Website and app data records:
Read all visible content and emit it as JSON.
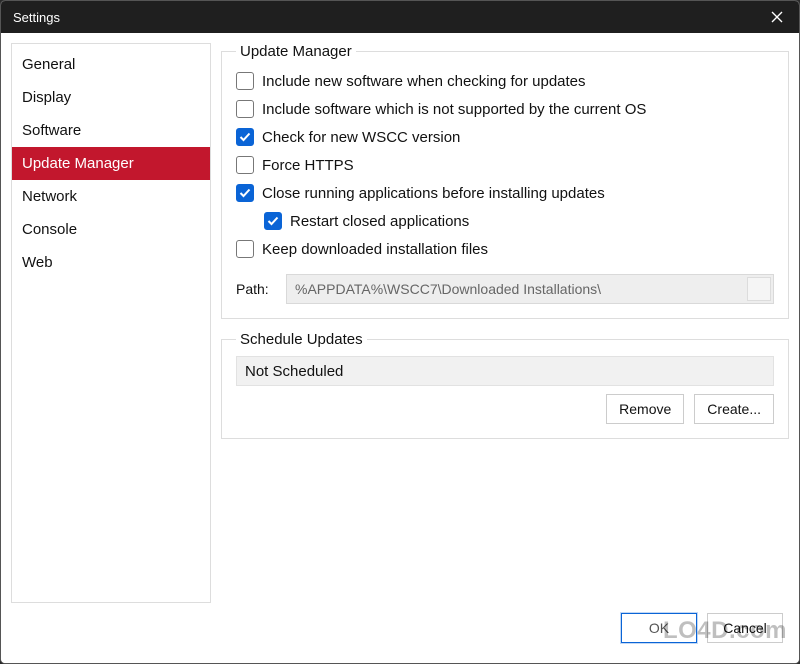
{
  "window": {
    "title": "Settings"
  },
  "sidebar": {
    "items": [
      {
        "label": "General",
        "active": false
      },
      {
        "label": "Display",
        "active": false
      },
      {
        "label": "Software",
        "active": false
      },
      {
        "label": "Update Manager",
        "active": true
      },
      {
        "label": "Network",
        "active": false
      },
      {
        "label": "Console",
        "active": false
      },
      {
        "label": "Web",
        "active": false
      }
    ]
  },
  "update_manager": {
    "legend": "Update Manager",
    "options": {
      "include_new_software": {
        "label": "Include new software when checking for updates",
        "checked": false
      },
      "include_unsupported": {
        "label": "Include software which is not supported by the current OS",
        "checked": false
      },
      "check_wscc": {
        "label": "Check for new WSCC version",
        "checked": true
      },
      "force_https": {
        "label": "Force HTTPS",
        "checked": false
      },
      "close_running": {
        "label": "Close running applications before installing updates",
        "checked": true
      },
      "restart_closed": {
        "label": "Restart closed applications",
        "checked": true
      },
      "keep_downloaded": {
        "label": "Keep downloaded installation files",
        "checked": false
      }
    },
    "path": {
      "label": "Path:",
      "value": "%APPDATA%\\WSCC7\\Downloaded Installations\\"
    }
  },
  "schedule": {
    "legend": "Schedule Updates",
    "value": "Not Scheduled",
    "remove": "Remove",
    "create": "Create..."
  },
  "footer": {
    "ok": "OK",
    "cancel": "Cancel"
  },
  "watermark": "LO4D.com"
}
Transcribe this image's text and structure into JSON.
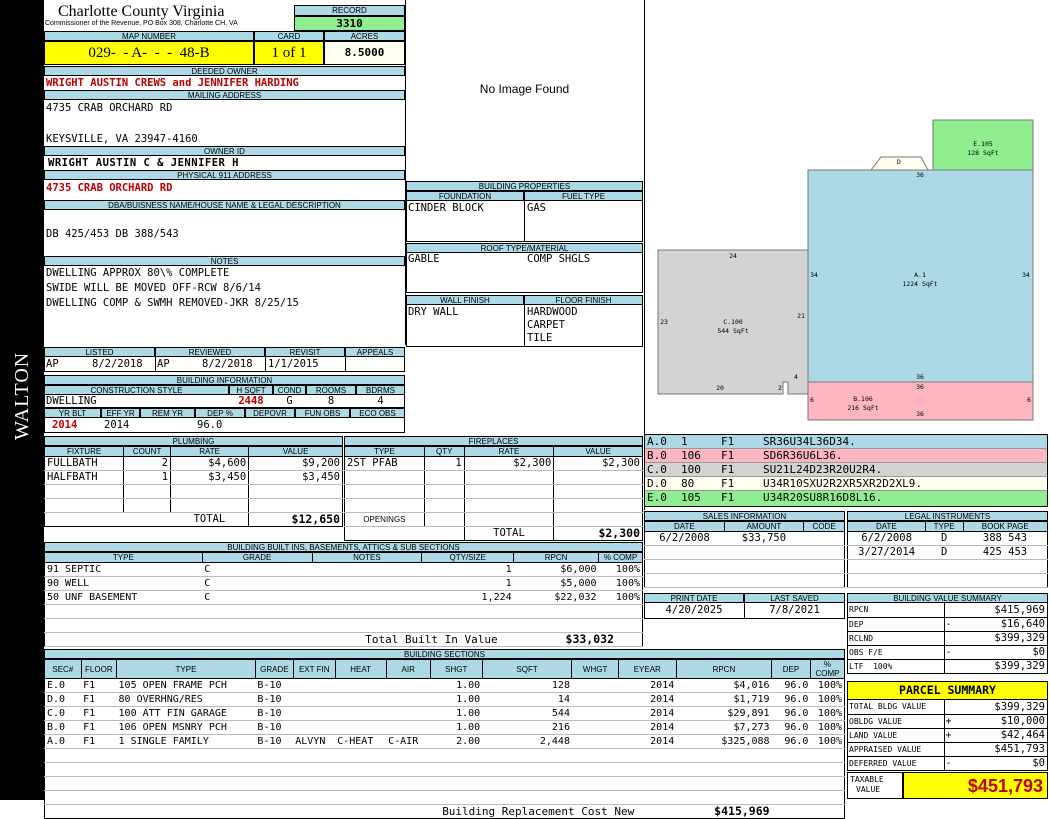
{
  "side_label": "WALTON",
  "county": {
    "title": "Charlotte County Virginia",
    "subtitle": "Commissioner of the Revenue, PO Box 308, Charlotte CH, VA"
  },
  "record": {
    "header": "RECORD",
    "value": "3310"
  },
  "map": {
    "header": "MAP NUMBER",
    "value": "029-  - A-  -  -  48-B"
  },
  "card": {
    "header": "CARD",
    "value": "1 of 1"
  },
  "acres": {
    "header": "ACRES",
    "value": "8.5000"
  },
  "deeded": {
    "header": "DEEDED OWNER",
    "value": "WRIGHT AUSTIN CREWS and JENNIFER HARDING"
  },
  "mailing": {
    "header": "MAILING ADDRESS",
    "line1": "4735 CRAB ORCHARD RD",
    "line2": "KEYSVILLE, VA 23947-4160"
  },
  "owner_id": {
    "header": "OWNER ID",
    "value": "WRIGHT AUSTIN C & JENNIFER H"
  },
  "physical": {
    "header": "PHYSICAL 911 ADDRESS",
    "value": "4735 CRAB ORCHARD RD"
  },
  "legal_desc": {
    "header": "DBA/BUISNESS NAME/HOUSE NAME & LEGAL DESCRIPTION",
    "value": "DB 425/453 DB 388/543"
  },
  "notes": {
    "header": "NOTES",
    "lines": [
      "DWELLING APPROX 80\\% COMPLETE",
      "SWIDE WILL BE MOVED OFF-RCW 8/6/14",
      "DWELLING COMP & SWMH REMOVED-JKR 8/25/15"
    ]
  },
  "review": {
    "listed_h": "LISTED",
    "reviewed_h": "REVIEWED",
    "revisit_h": "REVISIT",
    "appeals_h": "APPEALS",
    "listed_by": "AP",
    "listed_date": "8/2/2018",
    "reviewed_by": "AP",
    "reviewed_date": "8/2/2018",
    "revisit": "1/1/2015"
  },
  "bldg_info": {
    "header": "BUILDING INFORMATION",
    "cs_h": "CONSTRUCTION STYLE",
    "hsqft_h": "H SQFT",
    "cond_h": "COND",
    "rooms_h": "ROOMS",
    "bdrms_h": "BDRMS",
    "style": "DWELLING",
    "hsqft": "2448",
    "cond": "G",
    "rooms": "8",
    "bdrms": "4",
    "yrblt_h": "YR BLT",
    "effyr_h": "EFF YR",
    "remyr_h": "REM YR",
    "dep_h": "DEP %",
    "depovr_h": "DEPOVR",
    "funobs_h": "FUN OBS",
    "ecoobs_h": "ECO OBS",
    "yrblt": "2014",
    "effyr": "2014",
    "dep": "96.0"
  },
  "image": {
    "text": "No Image Found"
  },
  "bprops": {
    "header": "BUILDING PROPERTIES",
    "foundation_h": "FOUNDATION",
    "fuel_h": "FUEL TYPE",
    "foundation": "CINDER BLOCK",
    "fuel": "GAS",
    "roof_h": "ROOF TYPE/MATERIAL",
    "roof_type": "GABLE",
    "roof_mat": "COMP SHGLS",
    "wall_h": "WALL FINISH",
    "floor_h": "FLOOR FINISH",
    "wall": "DRY WALL",
    "floors": [
      "HARDWOOD",
      "CARPET",
      "TILE"
    ]
  },
  "sketch": {
    "e": {
      "label": "E.105",
      "area": "128 SqFt"
    },
    "d": {
      "label": "D"
    },
    "a": {
      "label": "A.1",
      "area": "1224 SqFt"
    },
    "c": {
      "label": "C.100",
      "area": "544 SqFt"
    },
    "b": {
      "label": "B.106",
      "area": "216 SqFt"
    },
    "dims": {
      "a_top": "36",
      "a_left": "34",
      "a_right": "34",
      "a_bot": "36",
      "c_top": "24",
      "c_left": "23",
      "c_right": "21",
      "c_bot1": "20",
      "c_bot2": "2",
      "c_4": "4",
      "b_top": "36",
      "b_left": "6",
      "b_right": "6",
      "b_bot": "36"
    }
  },
  "sketch_codes": [
    {
      "id": "A.0",
      "n": "1",
      "fl": "F1",
      "code": "SR36U34L36D34.",
      "bg": "#add8e6"
    },
    {
      "id": "B.0",
      "n": "106",
      "fl": "F1",
      "code": "SD6R36U6L36.",
      "bg": "#ffb6c1"
    },
    {
      "id": "C.0",
      "n": "100",
      "fl": "F1",
      "code": "SU21L24D23R20U2R4.",
      "bg": "#d3d3d3"
    },
    {
      "id": "D.0",
      "n": "80",
      "fl": "F1",
      "code": "U34R10SXU2R2XR5XR2D2XL9.",
      "bg": "#fffff0"
    },
    {
      "id": "E.0",
      "n": "105",
      "fl": "F1",
      "code": "U34R20SU8R16D8L16.",
      "bg": "#90ee90"
    }
  ],
  "plumbing": {
    "header": "PLUMBING",
    "cols": [
      "FIXTURE",
      "COUNT",
      "RATE",
      "VALUE"
    ],
    "rows": [
      [
        "FULLBATH",
        "2",
        "$4,600",
        "$9,200"
      ],
      [
        "HALFBATH",
        "1",
        "$3,450",
        "$3,450"
      ]
    ],
    "total_label": "TOTAL",
    "total": "$12,650"
  },
  "fireplaces": {
    "header": "FIREPLACES",
    "cols": [
      "TYPE",
      "QTY",
      "RATE",
      "VALUE"
    ],
    "rows": [
      [
        "2ST PFAB",
        "1",
        "$2,300",
        "$2,300"
      ]
    ],
    "openings_label": "OPENINGS",
    "total_label": "TOTAL",
    "total": "$2,300"
  },
  "sales": {
    "header": "SALES INFORMATION",
    "cols": [
      "DATE",
      "AMOUNT",
      "CODE"
    ],
    "rows": [
      [
        "6/2/2008",
        "$33,750",
        ""
      ]
    ]
  },
  "legal": {
    "header": "LEGAL INSTRUMENTS",
    "cols": [
      "DATE",
      "TYPE",
      "BOOK PAGE"
    ],
    "rows": [
      [
        "6/2/2008",
        "D",
        "388 543"
      ],
      [
        "3/27/2014",
        "D",
        "425 453"
      ]
    ]
  },
  "builtins": {
    "header": "BUILDING BUILT INS, BASEMENTS, ATTICS & SUB SECTIONS",
    "cols": [
      "TYPE",
      "GRADE",
      "NOTES",
      "QTY/SIZE",
      "RPCN",
      "% COMP"
    ],
    "rows": [
      [
        "91 SEPTIC",
        "C",
        "",
        "1",
        "$6,000",
        "100%"
      ],
      [
        "90 WELL",
        "C",
        "",
        "1",
        "$5,000",
        "100%"
      ],
      [
        "50 UNF BASEMENT",
        "C",
        "",
        "1,224",
        "$22,032",
        "100%"
      ]
    ],
    "total_label": "Total Built In Value",
    "total": "$33,032"
  },
  "print": {
    "print_h": "PRINT DATE",
    "saved_h": "LAST SAVED",
    "print": "4/20/2025",
    "saved": "7/8/2021"
  },
  "bvs": {
    "header": "BUILDING VALUE SUMMARY",
    "rows": [
      [
        "RPCN",
        "",
        "$415,969"
      ],
      [
        "DEP",
        "-",
        "$16,640"
      ],
      [
        "RCLND",
        "",
        "$399,329"
      ],
      [
        "OBS F/E",
        "-",
        "$0"
      ],
      [
        "LTF  100%",
        "",
        "$399,329"
      ]
    ]
  },
  "sections": {
    "header": "BUILDING SECTIONS",
    "cols": [
      "SEC#",
      "FLOOR",
      "TYPE",
      "GRADE",
      "EXT FIN",
      "HEAT",
      "AIR",
      "SHGT",
      "SQFT",
      "WHGT",
      "EYEAR",
      "RPCN",
      "DEP",
      "% COMP"
    ],
    "rows": [
      [
        "E.0",
        "F1",
        "105 OPEN FRAME PCH",
        "B-10",
        "",
        "",
        "",
        "1.00",
        "128",
        "",
        "2014",
        "$4,016",
        "96.0",
        "100%"
      ],
      [
        "D.0",
        "F1",
        "80 OVERHNG/RES",
        "B-10",
        "",
        "",
        "",
        "1.00",
        "14",
        "",
        "2014",
        "$1,719",
        "96.0",
        "100%"
      ],
      [
        "C.0",
        "F1",
        "100 ATT FIN GARAGE",
        "B-10",
        "",
        "",
        "",
        "1.00",
        "544",
        "",
        "2014",
        "$29,891",
        "96.0",
        "100%"
      ],
      [
        "B.0",
        "F1",
        "106 OPEN MSNRY PCH",
        "B-10",
        "",
        "",
        "",
        "1.00",
        "216",
        "",
        "2014",
        "$7,273",
        "96.0",
        "100%"
      ],
      [
        "A.0",
        "F1",
        "1 SINGLE FAMILY",
        "B-10",
        "ALVYN",
        "C-HEAT",
        "C-AIR",
        "2.00",
        "2,448",
        "",
        "2014",
        "$325,088",
        "96.0",
        "100%"
      ]
    ],
    "total_label": "Building Replacement Cost New",
    "total": "$415,969"
  },
  "parcel": {
    "header": "PARCEL SUMMARY",
    "rows": [
      [
        "TOTAL BLDG VALUE",
        "",
        "$399,329"
      ],
      [
        "OBLDG VALUE",
        "+",
        "$10,000"
      ],
      [
        "LAND VALUE",
        "+",
        "$42,464"
      ],
      [
        "APPRAISED VALUE",
        "",
        "$451,793"
      ],
      [
        "DEFERRED VALUE",
        "-",
        "$0"
      ]
    ],
    "taxable_label1": "TAXABLE",
    "taxable_label2": "VALUE",
    "taxable": "$451,793"
  }
}
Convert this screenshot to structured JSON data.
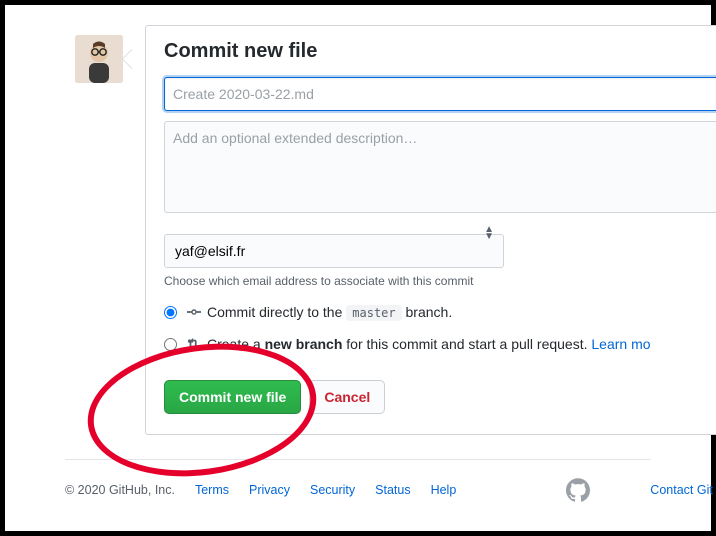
{
  "commit": {
    "heading": "Commit new file",
    "subject_placeholder": "Create 2020-03-22.md",
    "description_placeholder": "Add an optional extended description…",
    "email_selected": "yaf@elsif.fr",
    "email_helper": "Choose which email address to associate with this commit",
    "direct": {
      "prefix": "Commit directly to the ",
      "branch": "master",
      "suffix": " branch."
    },
    "newbranch": {
      "prefix": "Create a ",
      "bold": "new branch",
      "suffix": " for this commit and start a pull request. ",
      "learn": "Learn mo"
    },
    "commit_btn": "Commit new file",
    "cancel_btn": "Cancel"
  },
  "footer": {
    "copyright": "© 2020 GitHub, Inc.",
    "links": {
      "terms": "Terms",
      "privacy": "Privacy",
      "security": "Security",
      "status": "Status",
      "help": "Help"
    },
    "contact": "Contact Git"
  }
}
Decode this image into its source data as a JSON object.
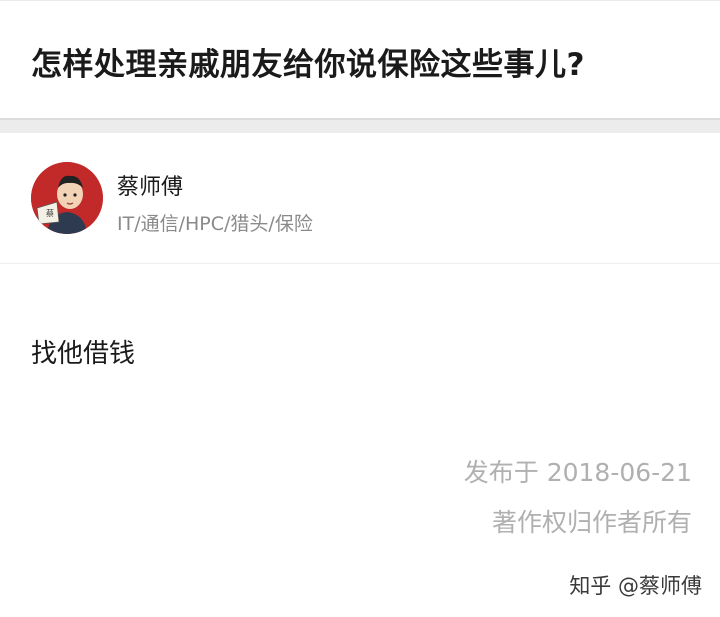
{
  "question": {
    "title": "怎样处理亲戚朋友给你说保险这些事儿?"
  },
  "author": {
    "name": "蔡师傅",
    "headline": "IT/通信/HPC/猎头/保险",
    "avatar_badge": "蔡",
    "avatar_bg_color": "#c22a2a"
  },
  "answer": {
    "content": "找他借钱",
    "published": "发布于 2018-06-21",
    "copyright": "著作权归作者所有"
  },
  "watermark": {
    "text": "知乎 @蔡师傅"
  }
}
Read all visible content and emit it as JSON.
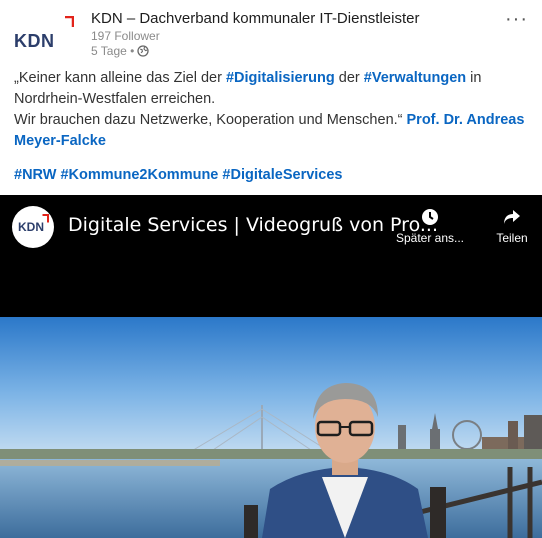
{
  "author": {
    "logo_text": "KDN",
    "name": "KDN – Dachverband kommunaler IT-Dienstleister",
    "followers": "197 Follower",
    "time": "5 Tage •"
  },
  "post": {
    "line1_a": "„Keiner kann alleine das Ziel der ",
    "hashtag_digitalisierung": "#Digitalisierung",
    "line1_b": " der ",
    "hashtag_verwaltungen": "#Verwaltungen",
    "line1_c": " in Nordrhein-Westfalen erreichen.",
    "line2_a": "Wir brauchen dazu Netzwerke, Kooperation und Menschen.“ ",
    "mention": "Prof. Dr. Andreas Meyer-Falcke",
    "hashtags": "#NRW #Kommune2Kommune #DigitaleServices"
  },
  "video": {
    "channel_logo_text": "KDN",
    "title": "Digitale Services | Videogruß von Pro...",
    "watch_later_label": "Später ans...",
    "share_label": "Teilen"
  },
  "icons": {
    "globe": "globe-icon",
    "more": "more-options-icon",
    "clock": "clock-icon",
    "share": "share-arrow-icon"
  },
  "colors": {
    "link": "#0a66c2",
    "logo_red": "#e2231a",
    "logo_blue": "#2c3e6b"
  }
}
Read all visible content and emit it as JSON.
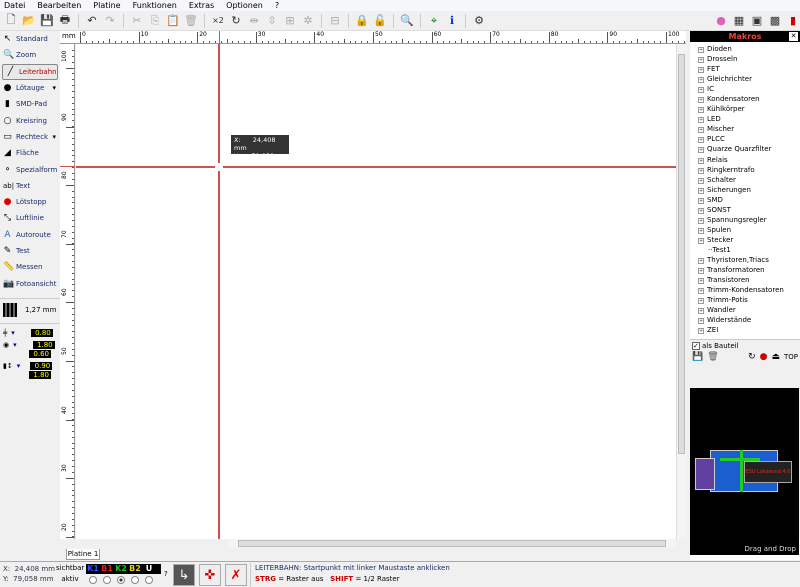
{
  "menu": [
    "Datei",
    "Bearbeiten",
    "Platine",
    "Funktionen",
    "Extras",
    "Optionen",
    "?"
  ],
  "toolbar": {
    "icons": [
      "new-icon",
      "open-icon",
      "save-icon",
      "print-icon",
      "undo-icon",
      "redo-icon",
      "cut-icon",
      "copy-icon",
      "paste-icon",
      "delete-icon",
      "duplicate-x2-icon",
      "rotate-icon",
      "mirror-h-icon",
      "mirror-v-icon",
      "align-icon",
      "grid-icon",
      "group-icon",
      "lock-icon",
      "unlock-icon",
      "zoom-icon",
      "crosshair-icon",
      "info-icon",
      "chip-icon"
    ],
    "x2_label": "×2",
    "right_icons": [
      "pink-circle-icon",
      "drc-1-icon",
      "drc-2-icon",
      "drc-icon",
      "m-icon"
    ]
  },
  "tools": [
    {
      "label": "Standard",
      "icon": "cursor-icon"
    },
    {
      "label": "Zoom",
      "icon": "zoom-icon"
    },
    {
      "label": "Leiterbahn",
      "icon": "track-icon",
      "active": true
    },
    {
      "label": "Lötauge",
      "icon": "pad-icon",
      "dropdown": true
    },
    {
      "label": "SMD-Pad",
      "icon": "smd-pad-icon"
    },
    {
      "label": "Kreisring",
      "icon": "circle-icon"
    },
    {
      "label": "Rechteck",
      "icon": "rectangle-icon",
      "dropdown": true
    },
    {
      "label": "Fläche",
      "icon": "area-icon"
    },
    {
      "label": "Spezialform",
      "icon": "special-shape-icon"
    },
    {
      "label": "Text",
      "icon": "text-icon"
    },
    {
      "label": "Lötstopp",
      "icon": "solder-stop-icon"
    },
    {
      "label": "Luftlinie",
      "icon": "airwire-icon"
    },
    {
      "label": "Autoroute",
      "icon": "autoroute-icon"
    },
    {
      "label": "Test",
      "icon": "test-icon"
    },
    {
      "label": "Messen",
      "icon": "measure-icon"
    },
    {
      "label": "Fotoansicht",
      "icon": "photo-view-icon"
    }
  ],
  "grid": {
    "value": "1,27 mm"
  },
  "params": {
    "track_width": "0.80",
    "pad_outer": "1.80",
    "pad_inner": "0.60",
    "smd_w": "0.90",
    "smd_h": "1.80"
  },
  "ruler": {
    "unit": "mm",
    "x_labels": [
      "0",
      "10",
      "20",
      "30",
      "40",
      "50",
      "60",
      "70",
      "80",
      "90",
      "100"
    ],
    "y_labels": [
      "100",
      "90",
      "80",
      "70",
      "60",
      "50",
      "40",
      "30",
      "20"
    ]
  },
  "cursor_tooltip": {
    "x_label": "X:",
    "x": "24,408 mm",
    "y_label": "Y:",
    "y": "79,058 mm"
  },
  "crosshair_color": "#d05050",
  "tabs": [
    "Platine 1"
  ],
  "makros": {
    "title": "Makros",
    "items": [
      "Dioden",
      "Drosseln",
      "FET",
      "Gleichrichter",
      "IC",
      "Kondensatoren",
      "Kühlkörper",
      "LED",
      "Mischer",
      "PLCC",
      "Quarze Quarzfilter",
      "Relais",
      "Ringkerntrafo",
      "Schalter",
      "Sicherungen",
      "SMD",
      "SONST",
      "Spannungsregler",
      "Spulen",
      "Stecker",
      "Test1",
      "Thyristoren,Triacs",
      "Transformatoren",
      "Transistoren",
      "Trimm-Kondensatoren",
      "Trimm-Potis",
      "Wandler",
      "Widerstände",
      "ZEI"
    ],
    "leaf": "Test1",
    "checkbox_label": "als Bauteil",
    "checkbox_checked": true,
    "top_label": "TOP",
    "preview_label": "ESU Loksound 4.0",
    "drag_label": "Drag and Drop"
  },
  "status": {
    "x_label": "X:",
    "x": "24,408 mm",
    "y_label": "Y:",
    "y": "79,058 mm",
    "sichtbar": "sichtbar",
    "aktiv": "aktiv",
    "layers": [
      {
        "name": "K1",
        "color": "#3050ff"
      },
      {
        "name": "B1",
        "color": "#e02020"
      },
      {
        "name": "K2",
        "color": "#20c020"
      },
      {
        "name": "B2",
        "color": "#e0d020"
      },
      {
        "name": "U",
        "color": "#ffffff"
      }
    ],
    "active_layer": "K2",
    "question": "?",
    "hint": "LEITERBAHN:  Startpunkt mit linker Maustaste anklicken",
    "strg": "STRG",
    "strg_text": "= Raster aus",
    "shift": "SHIFT",
    "shift_text": "= 1/2 Raster"
  }
}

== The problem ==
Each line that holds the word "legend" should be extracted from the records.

== Your solution ==
    "legend": "Update Manager",
    "legend": "Schedule Updates",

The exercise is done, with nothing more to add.